Carbon emissions of internet data transfer

29 July 2012 Peter Graf

The many enquiries we have received show that other companies are also interested in how to calculate the carbon emissions of internet data transfer.

Below is a description of the method for calculating emissions due to internet data transfer, which AMPEG commissioned another company to develop especially for its carbon neutrality project.

Methodology to calculate emissions of internet data transfer

As AMPEG operates in the IT sector, its work results in considerable volumes of internet data transfer. This data transfer causes emissions that are not under AMPEG’s control and should be conservatively accounted for in the calculation.

Figure 1: System boundaries of data transfer in the internet1

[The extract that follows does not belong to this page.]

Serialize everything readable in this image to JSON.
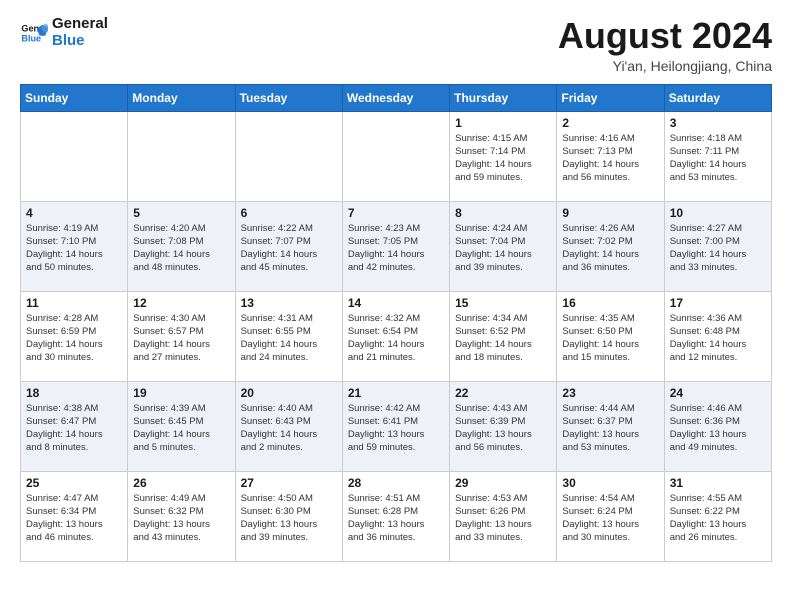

Figure 1 shows an example of the system boundaries in internet use. All emissions that are caused by the electricity consumed by AMPEG’s hardware (e.g. computers, servers, switches, routers) have already been included in the calculations of emissions caused by energy usage.

The “internet boundary” is the relevant one for calculating the emission levels of AMPEG’s data flows. The energy intensity of data transfer is calculated by Taylor and Koomey (2008)1 to lie between 9-16 kWh/GB. This data is based on American statistics from 2006. The energy intensity for data transfer has decreased substantially since then. Between 2000 and 2006 the specific energy intensity decreased by a factor of 10. A report by McAfee from 2009 assumes a specific energy intensity of 5.8kWh/GB.2 Another report from 2009 on emissions caused by downloading music3 uses Taylor and Koomey’s data basis but also takes account of internet developments since 2006. This study uses a range of 5-9 kWh/GB. The maximum figure of this study was used to calculate the emissions at AMPEG as this is the most recent study. The maximum figure was chosen to ensure a conservative result. The German electricity mix was used to define the emission factor.

The equation for calculating the carbon emissions of internet data transfer is thus as follows:

Volume of incoming and outgoing internet data transfer in GB x 9 kWh/GB x g(CO2)/kWh of the German electricity mix

Companies can obtain the precise data on the volume of their incoming and outgoing internet data transfer from their internet provider. The emission factor of the German electricity mix is published by the Federal Environment Agency at (direct link to the report [in German]: CO2-Strommix).

As the electricity consumption per GB of internet data transfer has hopefully decreased further, AMPEG will commission a new study on which to base its calculations for achieving carbon neutrality in 2011.

1 Estimating Energy Use and Greenhouse Gas Emissions of Internet Advertising, Cody Taylor and Jonathan Koomey, 14 February 2008
2 McAffee: The Carbon Footprint of Email Spam Report, ICF International, 2009
3 THE ENERGY AND CLIMATE CHANGE IMPACTS OF DIFFERENT MUSIC DELIVERY METHODS Christopher L. Weber, Jonathan G. Koomey, and H. Scott Matthews, 17 August 2009